# [Aim of the task]
Below are some entries. Copy each line in them that holds "Обмеження".

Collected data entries

⟨

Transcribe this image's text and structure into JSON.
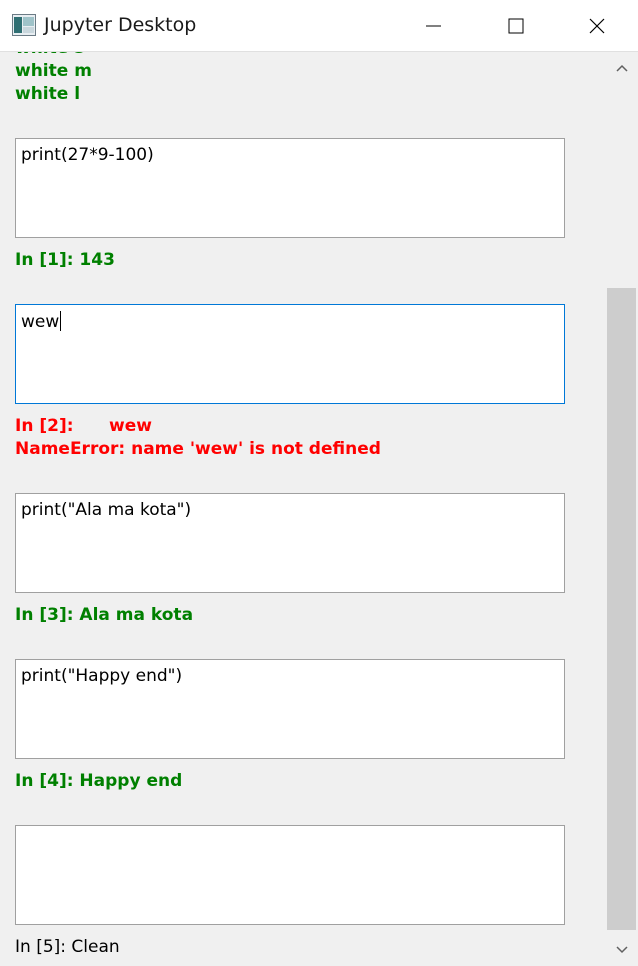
{
  "window": {
    "title": "Jupyter Desktop"
  },
  "top_output": {
    "lines": [
      "white s",
      "white m",
      "white l"
    ]
  },
  "cells": [
    {
      "input": "print(27*9-100)",
      "output_prompt": "In [1]: 143",
      "status": "ok"
    },
    {
      "input": "wew",
      "output_prompt": "In [2]:",
      "output_code": "wew",
      "error": "NameError: name 'wew' is not defined",
      "status": "error"
    },
    {
      "input": "print(\"Ala ma kota\")",
      "output_prompt": "In [3]: Ala ma kota",
      "status": "ok"
    },
    {
      "input": "print(\"Happy end\")",
      "output_prompt": "In [4]: Happy end",
      "status": "ok"
    },
    {
      "input": "",
      "output_prompt": "In [5]: Clean",
      "status": "pending"
    }
  ],
  "colors": {
    "ok": "#008000",
    "error": "#ff0000",
    "focus_border": "#0078d7"
  },
  "icons": {
    "app": "jupyter-desktop-icon",
    "minimize": "minimize-icon",
    "maximize": "maximize-icon",
    "close": "close-icon",
    "scroll_up": "chevron-up-icon",
    "scroll_down": "chevron-down-icon"
  }
}
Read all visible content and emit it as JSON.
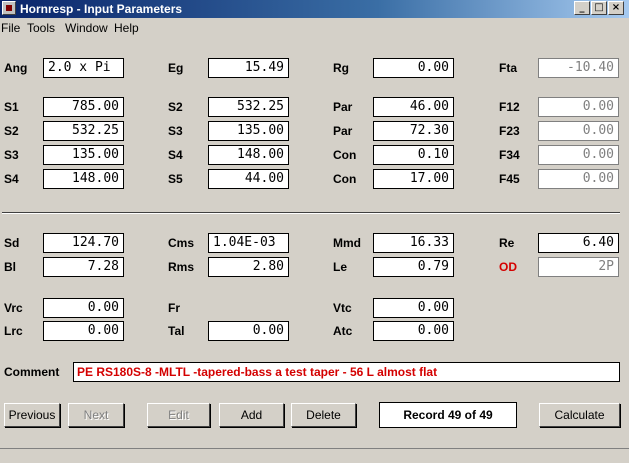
{
  "window": {
    "title": "Hornresp - Input Parameters"
  },
  "menu": {
    "items": [
      "File",
      "Tools",
      "Window",
      "Help"
    ]
  },
  "row1": {
    "ang_label": "Ang",
    "ang_value": "2.0 x Pi",
    "eg_label": "Eg",
    "eg_value": "15.49",
    "rg_label": "Rg",
    "rg_value": "0.00",
    "fta_label": "Fta",
    "fta_value": "-10.40"
  },
  "horn": [
    {
      "s_label": "S1",
      "s_value": "785.00",
      "s2_label": "S2",
      "s2_value": "532.25",
      "p_label": "Par",
      "p_value": "46.00",
      "f_label": "F12",
      "f_value": "0.00"
    },
    {
      "s_label": "S2",
      "s_value": "532.25",
      "s2_label": "S3",
      "s2_value": "135.00",
      "p_label": "Par",
      "p_value": "72.30",
      "f_label": "F23",
      "f_value": "0.00"
    },
    {
      "s_label": "S3",
      "s_value": "135.00",
      "s2_label": "S4",
      "s2_value": "148.00",
      "p_label": "Con",
      "p_value": "0.10",
      "f_label": "F34",
      "f_value": "0.00"
    },
    {
      "s_label": "S4",
      "s_value": "148.00",
      "s2_label": "S5",
      "s2_value": "44.00",
      "p_label": "Con",
      "p_value": "17.00",
      "f_label": "F45",
      "f_value": "0.00"
    }
  ],
  "driver": {
    "sd_label": "Sd",
    "sd_value": "124.70",
    "cms_label": "Cms",
    "cms_value": "1.04E-03",
    "mmd_label": "Mmd",
    "mmd_value": "16.33",
    "re_label": "Re",
    "re_value": "6.40",
    "bl_label": "Bl",
    "bl_value": "7.28",
    "rms_label": "Rms",
    "rms_value": "2.80",
    "le_label": "Le",
    "le_value": "0.79",
    "od_label": "OD",
    "od_value": "2P"
  },
  "chambers": {
    "vrc_label": "Vrc",
    "vrc_value": "0.00",
    "fr_label": "Fr",
    "fr_value": "",
    "vtc_label": "Vtc",
    "vtc_value": "0.00",
    "lrc_label": "Lrc",
    "lrc_value": "0.00",
    "tal_label": "Tal",
    "tal_value": "0.00",
    "atc_label": "Atc",
    "atc_value": "0.00"
  },
  "comment": {
    "label": "Comment",
    "value": "PE RS180S-8 -MLTL -tapered-bass a test taper - 56 L almost flat"
  },
  "buttons": {
    "previous": "Previous",
    "next": "Next",
    "edit": "Edit",
    "add": "Add",
    "delete": "Delete",
    "calculate": "Calculate"
  },
  "record": "Record 49 of 49",
  "colors": {
    "title_bar": "#0a246a",
    "accent_red": "#d40000",
    "face": "#d4d0c8"
  }
}
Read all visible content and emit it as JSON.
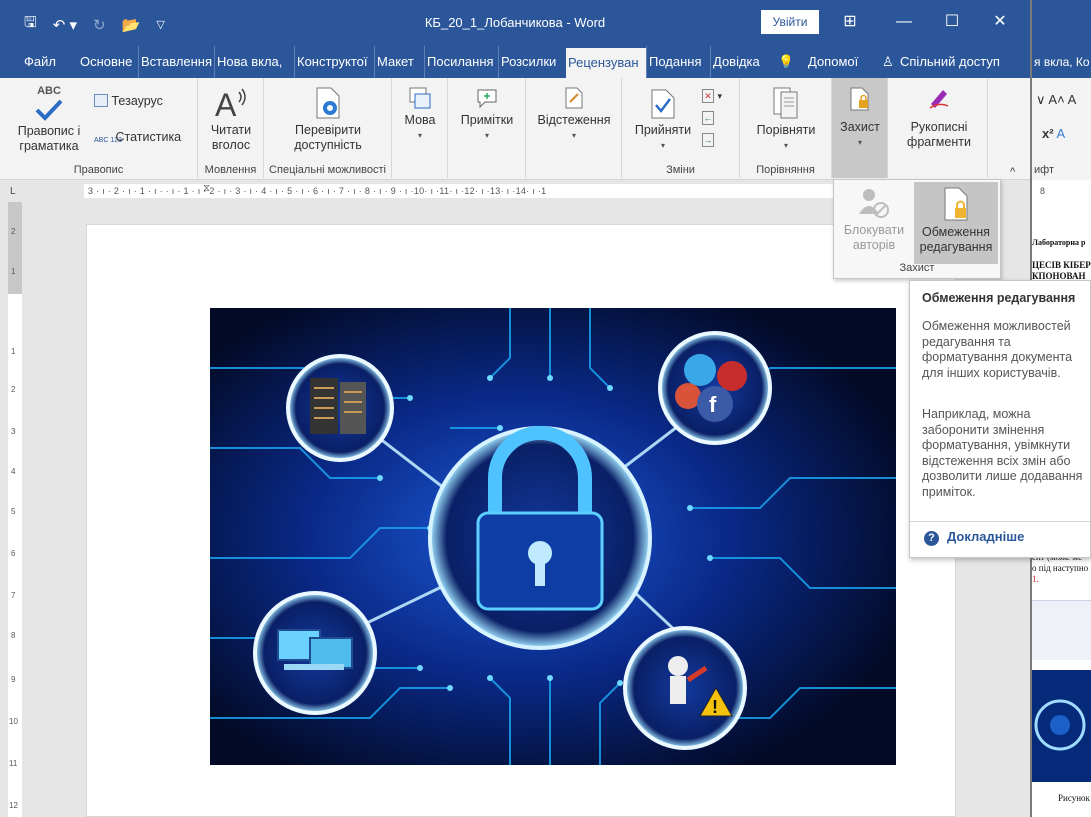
{
  "window": {
    "title": "КБ_20_1_Лобанчикова - Word",
    "login_label": "Увійти",
    "minimize": "—",
    "restore": "☐",
    "close": "✕"
  },
  "tabs": [
    {
      "label": "Файл"
    },
    {
      "label": "Основне"
    },
    {
      "label": "Вставлення"
    },
    {
      "label": "Нова вкла,"
    },
    {
      "label": "Конструктої"
    },
    {
      "label": "Макет"
    },
    {
      "label": "Посилання"
    },
    {
      "label": "Розсилки"
    },
    {
      "label": "Рецензуван"
    },
    {
      "label": "Подання"
    },
    {
      "label": "Довідка"
    },
    {
      "label": "Допомої"
    },
    {
      "label": "Спільний доступ"
    }
  ],
  "ribbon": {
    "proofing": {
      "spelling_top": "ABC",
      "spelling_line1": "Правопис і",
      "spelling_line2": "граматика",
      "thesaurus": "Тезаурус",
      "stats_icon_text": "ABC 123",
      "stats": "Статистика",
      "group": "Правопис"
    },
    "speech": {
      "line1": "Читати",
      "line2": "вголос",
      "group": "Мовлення"
    },
    "access": {
      "line1": "Перевірити",
      "line2": "доступність",
      "group": "Спеціальні можливості"
    },
    "language": {
      "label": "Мова"
    },
    "comments": {
      "label": "Примітки"
    },
    "tracking": {
      "label": "Відстеження"
    },
    "changes": {
      "accept": "Прийняти",
      "group": "Зміни"
    },
    "compare": {
      "label": "Порівняти",
      "group": "Порівняння"
    },
    "protect": {
      "label": "Захист"
    },
    "ink": {
      "line1": "Рукописні",
      "line2": "фрагменти"
    }
  },
  "ruler": {
    "text": "3 · ı · 2 · ı · 1 · ı ·  ·  ı · 1 · ı · 2 · ı · 3 · ı · 4 · ı · 5 · ı · 6 · ı · 7 · ı · 8 · ı · 9 · ı ·10· ı ·11· ı ·12· ı ·13· ı ·14· ı ·1"
  },
  "protect_dropdown": {
    "block_line1": "Блокувати",
    "block_line2": "авторів",
    "restrict_line1": "Обмеження",
    "restrict_line2": "редагування",
    "group": "Захист"
  },
  "tooltip": {
    "title": "Обмеження редагування",
    "p1": "Обмеження можливостей редагування та форматування документа для інших користувачів.",
    "p2": "Наприклад, можна заборонити змінення форматування, увімкнути відстеження всіх змін або дозволити лише додавання приміток.",
    "more": "Докладніше"
  },
  "right_window": {
    "tabs": "я вкла, Ко",
    "font_group": "ифт",
    "ruler_num": "8",
    "line1": "Лабораторна р",
    "line2": "ЦЕСІВ КІБЕР",
    "line3": "КПОНОВАН",
    "line4": "ент (може мс",
    "line5": "о під наступно",
    "line6": "1.",
    "caption": "Рисунок"
  },
  "colors": {
    "accent": "#2b579a",
    "ribbon": "#f3f3f3",
    "circuit": "#18b4ff"
  }
}
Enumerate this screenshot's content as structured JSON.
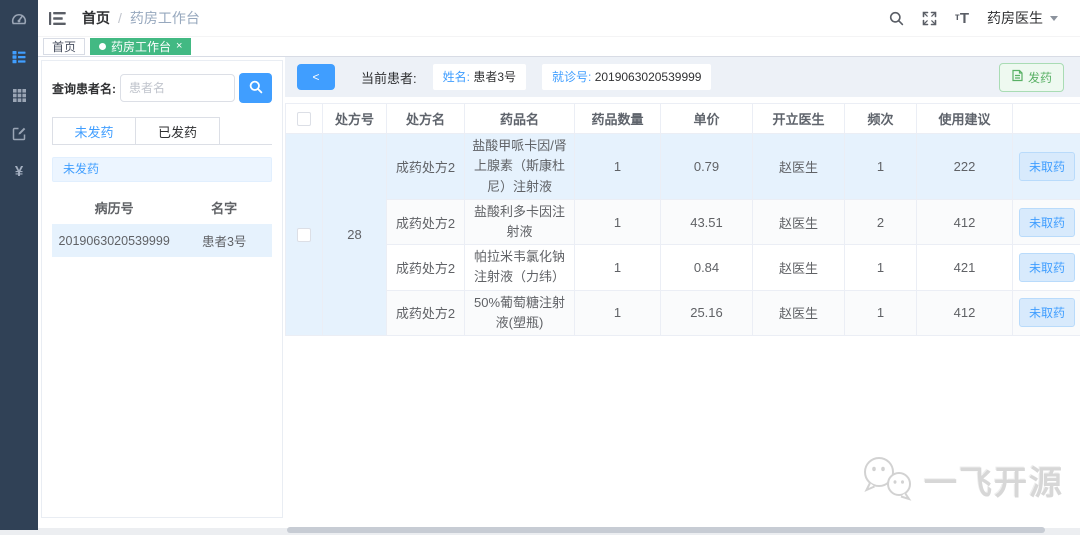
{
  "sidebar": {
    "icons": [
      "dashboard-icon",
      "menu-list-icon",
      "table-icon",
      "form-edit-icon",
      "money-yen-icon"
    ],
    "active_index": 1,
    "bg": "#304156",
    "active_color": "#409eff"
  },
  "navbar": {
    "breadcrumb": {
      "home": "首页",
      "separator": "/",
      "current": "药房工作台"
    },
    "icons": [
      "search-icon",
      "fullscreen-icon",
      "font-size-icon"
    ],
    "font_size_icon_text_small": "т",
    "font_size_icon_text_big": "T",
    "user_name": "药房医生"
  },
  "tags_bar": {
    "tabs": [
      {
        "label": "首页",
        "active": false
      },
      {
        "label": "药房工作台",
        "active": true,
        "close": "×"
      }
    ],
    "active_color": "#42b983"
  },
  "left_panel": {
    "search_label": "查询患者名:",
    "search_placeholder": "患者名",
    "tabs": [
      {
        "label": "未发药",
        "active": true
      },
      {
        "label": "已发药",
        "active": false
      }
    ],
    "banner_text": "未发药",
    "patient_table": {
      "headers": {
        "record_no": "病历号",
        "name": "名字"
      },
      "rows": [
        {
          "record_no": "2019063020539999",
          "name": "患者3号"
        }
      ]
    }
  },
  "patient_bar": {
    "collapse_label": "<",
    "current_patient_label": "当前患者:",
    "name_label": "姓名:",
    "name_value": "患者3号",
    "visit_label": "就诊号:",
    "visit_value": "2019063020539999",
    "dispense_button": "发药"
  },
  "prescription_table": {
    "headers": {
      "prescription_no": "处方号",
      "prescription_name": "处方名",
      "drug_name": "药品名",
      "drug_qty": "药品数量",
      "unit_price": "单价",
      "doctor": "开立医生",
      "frequency": "频次",
      "advice": "使用建议"
    },
    "group_prescription_no": "28",
    "rows": [
      {
        "prescription_name": "成药处方2",
        "drug_name": "盐酸甲哌卡因/肾上腺素（斯康杜尼）注射液",
        "qty": "1",
        "price": "0.79",
        "doctor": "赵医生",
        "frequency": "1",
        "advice": "222",
        "status": "未取药"
      },
      {
        "prescription_name": "成药处方2",
        "drug_name": "盐酸利多卡因注射液",
        "qty": "1",
        "price": "43.51",
        "doctor": "赵医生",
        "frequency": "2",
        "advice": "412",
        "status": "未取药"
      },
      {
        "prescription_name": "成药处方2",
        "drug_name": "帕拉米韦氯化钠注射液（力纬）",
        "qty": "1",
        "price": "0.84",
        "doctor": "赵医生",
        "frequency": "1",
        "advice": "421",
        "status": "未取药"
      },
      {
        "prescription_name": "成药处方2",
        "drug_name": "50%葡萄糖注射液(塑瓶)",
        "qty": "1",
        "price": "25.16",
        "doctor": "赵医生",
        "frequency": "1",
        "advice": "412",
        "status": "未取药"
      }
    ]
  },
  "watermark": {
    "text": "一飞开源"
  },
  "colors": {
    "sidebar_bg": "#304156",
    "primary_blue": "#409eff",
    "tag_active_green": "#42b983",
    "dispense_green": "#59b065",
    "row_highlight": "#e6f2fd",
    "strip_bg": "#edf1f7"
  }
}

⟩

# [Exercise output]
    "restrict_line1": "Обмеження",
    "title": "Обмеження редагування",
    "p1": "Обмеження можливостей редагування та форматування документа для інших користувачів.",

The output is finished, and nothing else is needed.